Extract every line of the material that holds the string "title".

#### INFORMATION GIVEN

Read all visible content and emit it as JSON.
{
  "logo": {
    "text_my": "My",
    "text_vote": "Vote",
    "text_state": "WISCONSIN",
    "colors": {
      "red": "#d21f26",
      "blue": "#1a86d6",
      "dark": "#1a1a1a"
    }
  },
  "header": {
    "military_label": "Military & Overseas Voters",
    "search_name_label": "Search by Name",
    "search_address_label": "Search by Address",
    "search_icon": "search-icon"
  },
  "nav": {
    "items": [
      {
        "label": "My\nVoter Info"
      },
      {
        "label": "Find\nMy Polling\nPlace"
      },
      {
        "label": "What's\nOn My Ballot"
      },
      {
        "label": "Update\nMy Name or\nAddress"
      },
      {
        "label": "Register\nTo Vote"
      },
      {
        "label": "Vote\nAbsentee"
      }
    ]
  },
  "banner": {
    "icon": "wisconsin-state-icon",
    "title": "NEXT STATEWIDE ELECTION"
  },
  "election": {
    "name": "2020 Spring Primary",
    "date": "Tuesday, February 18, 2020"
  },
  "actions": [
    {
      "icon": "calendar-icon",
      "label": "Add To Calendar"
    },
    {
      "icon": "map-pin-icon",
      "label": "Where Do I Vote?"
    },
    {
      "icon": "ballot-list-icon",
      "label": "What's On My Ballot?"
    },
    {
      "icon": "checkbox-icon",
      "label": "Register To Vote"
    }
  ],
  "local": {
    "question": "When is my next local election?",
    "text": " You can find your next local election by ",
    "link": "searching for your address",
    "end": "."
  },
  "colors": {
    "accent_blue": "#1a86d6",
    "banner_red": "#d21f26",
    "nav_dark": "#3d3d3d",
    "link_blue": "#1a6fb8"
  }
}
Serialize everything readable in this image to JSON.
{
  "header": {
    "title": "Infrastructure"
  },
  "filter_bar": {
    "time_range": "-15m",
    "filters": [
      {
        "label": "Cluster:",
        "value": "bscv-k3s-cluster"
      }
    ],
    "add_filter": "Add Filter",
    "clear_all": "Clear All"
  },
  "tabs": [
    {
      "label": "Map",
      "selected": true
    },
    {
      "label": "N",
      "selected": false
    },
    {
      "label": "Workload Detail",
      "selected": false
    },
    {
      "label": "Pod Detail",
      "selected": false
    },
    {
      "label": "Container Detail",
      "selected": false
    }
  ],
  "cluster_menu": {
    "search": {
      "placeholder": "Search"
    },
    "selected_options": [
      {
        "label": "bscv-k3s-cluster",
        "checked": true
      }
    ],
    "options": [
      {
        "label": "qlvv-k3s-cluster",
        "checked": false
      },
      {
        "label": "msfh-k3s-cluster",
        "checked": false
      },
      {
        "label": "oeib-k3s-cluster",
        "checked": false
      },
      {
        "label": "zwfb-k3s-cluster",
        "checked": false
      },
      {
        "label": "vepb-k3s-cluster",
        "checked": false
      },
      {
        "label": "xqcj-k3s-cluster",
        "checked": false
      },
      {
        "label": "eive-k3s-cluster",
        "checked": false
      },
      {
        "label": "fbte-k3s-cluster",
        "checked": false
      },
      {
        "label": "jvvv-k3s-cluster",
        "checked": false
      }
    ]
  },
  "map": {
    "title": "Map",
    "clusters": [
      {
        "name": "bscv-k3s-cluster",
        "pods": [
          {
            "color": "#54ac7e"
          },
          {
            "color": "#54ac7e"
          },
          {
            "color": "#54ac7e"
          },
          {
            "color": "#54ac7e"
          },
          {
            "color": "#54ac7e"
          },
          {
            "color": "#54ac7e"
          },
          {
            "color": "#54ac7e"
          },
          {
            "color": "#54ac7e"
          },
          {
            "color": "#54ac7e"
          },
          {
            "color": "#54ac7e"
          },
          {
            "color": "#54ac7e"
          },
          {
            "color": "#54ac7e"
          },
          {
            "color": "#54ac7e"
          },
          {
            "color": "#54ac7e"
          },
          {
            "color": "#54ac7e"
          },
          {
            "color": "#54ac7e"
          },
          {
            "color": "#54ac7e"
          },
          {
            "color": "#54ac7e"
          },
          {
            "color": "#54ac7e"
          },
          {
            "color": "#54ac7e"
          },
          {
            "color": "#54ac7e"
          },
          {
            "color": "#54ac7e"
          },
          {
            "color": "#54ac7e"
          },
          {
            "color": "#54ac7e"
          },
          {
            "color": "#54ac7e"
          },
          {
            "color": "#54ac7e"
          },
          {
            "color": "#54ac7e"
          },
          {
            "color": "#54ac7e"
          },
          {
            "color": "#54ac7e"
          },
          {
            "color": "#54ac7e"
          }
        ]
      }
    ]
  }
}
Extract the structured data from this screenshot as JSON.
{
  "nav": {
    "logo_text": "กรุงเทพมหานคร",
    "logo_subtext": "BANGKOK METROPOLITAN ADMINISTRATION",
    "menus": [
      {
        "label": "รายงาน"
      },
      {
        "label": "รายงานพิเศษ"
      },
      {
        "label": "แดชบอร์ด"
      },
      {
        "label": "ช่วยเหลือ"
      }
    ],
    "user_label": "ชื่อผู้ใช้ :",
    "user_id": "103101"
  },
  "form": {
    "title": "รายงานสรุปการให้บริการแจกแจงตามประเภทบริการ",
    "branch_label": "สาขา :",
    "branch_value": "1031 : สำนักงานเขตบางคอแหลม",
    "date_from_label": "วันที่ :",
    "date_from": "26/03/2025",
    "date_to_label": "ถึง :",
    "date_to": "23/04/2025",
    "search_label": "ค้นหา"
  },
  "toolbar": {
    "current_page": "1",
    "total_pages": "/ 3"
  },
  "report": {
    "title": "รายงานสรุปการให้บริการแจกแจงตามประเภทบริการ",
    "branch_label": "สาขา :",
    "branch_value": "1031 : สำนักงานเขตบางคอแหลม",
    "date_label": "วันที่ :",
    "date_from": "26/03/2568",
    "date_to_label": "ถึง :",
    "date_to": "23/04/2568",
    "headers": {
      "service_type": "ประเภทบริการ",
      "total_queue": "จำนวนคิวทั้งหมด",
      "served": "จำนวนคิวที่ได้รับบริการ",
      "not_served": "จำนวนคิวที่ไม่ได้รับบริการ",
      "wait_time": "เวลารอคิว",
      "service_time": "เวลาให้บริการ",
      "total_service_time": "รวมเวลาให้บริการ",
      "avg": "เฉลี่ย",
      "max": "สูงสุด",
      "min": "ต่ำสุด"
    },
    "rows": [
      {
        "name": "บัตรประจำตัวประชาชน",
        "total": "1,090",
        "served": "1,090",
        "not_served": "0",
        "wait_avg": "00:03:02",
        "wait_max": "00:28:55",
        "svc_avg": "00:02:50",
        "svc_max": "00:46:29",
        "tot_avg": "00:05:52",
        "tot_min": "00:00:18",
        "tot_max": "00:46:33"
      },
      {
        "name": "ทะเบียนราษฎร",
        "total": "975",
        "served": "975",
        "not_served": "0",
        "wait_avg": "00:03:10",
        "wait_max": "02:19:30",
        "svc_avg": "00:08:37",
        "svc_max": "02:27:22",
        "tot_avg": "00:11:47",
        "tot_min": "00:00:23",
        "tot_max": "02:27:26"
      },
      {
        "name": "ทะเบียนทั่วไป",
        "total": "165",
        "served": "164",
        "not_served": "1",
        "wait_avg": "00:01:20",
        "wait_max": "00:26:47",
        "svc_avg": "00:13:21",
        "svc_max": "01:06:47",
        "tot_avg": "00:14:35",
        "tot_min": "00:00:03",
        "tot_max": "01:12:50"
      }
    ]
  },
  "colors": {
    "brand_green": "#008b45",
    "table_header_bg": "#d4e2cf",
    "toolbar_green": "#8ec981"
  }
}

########

EXPECTED ANSWER
    "title": "NEXT STATEWIDE ELECTION"
    "title": "Infrastructure"
    "title": "Map",
    "title": "รายงานสรุปการให้บริการแจกแจงตามประเภทบริการ",
    "title": "รายงานสรุปการให้บริการแจกแจงตามประเภทบริการ",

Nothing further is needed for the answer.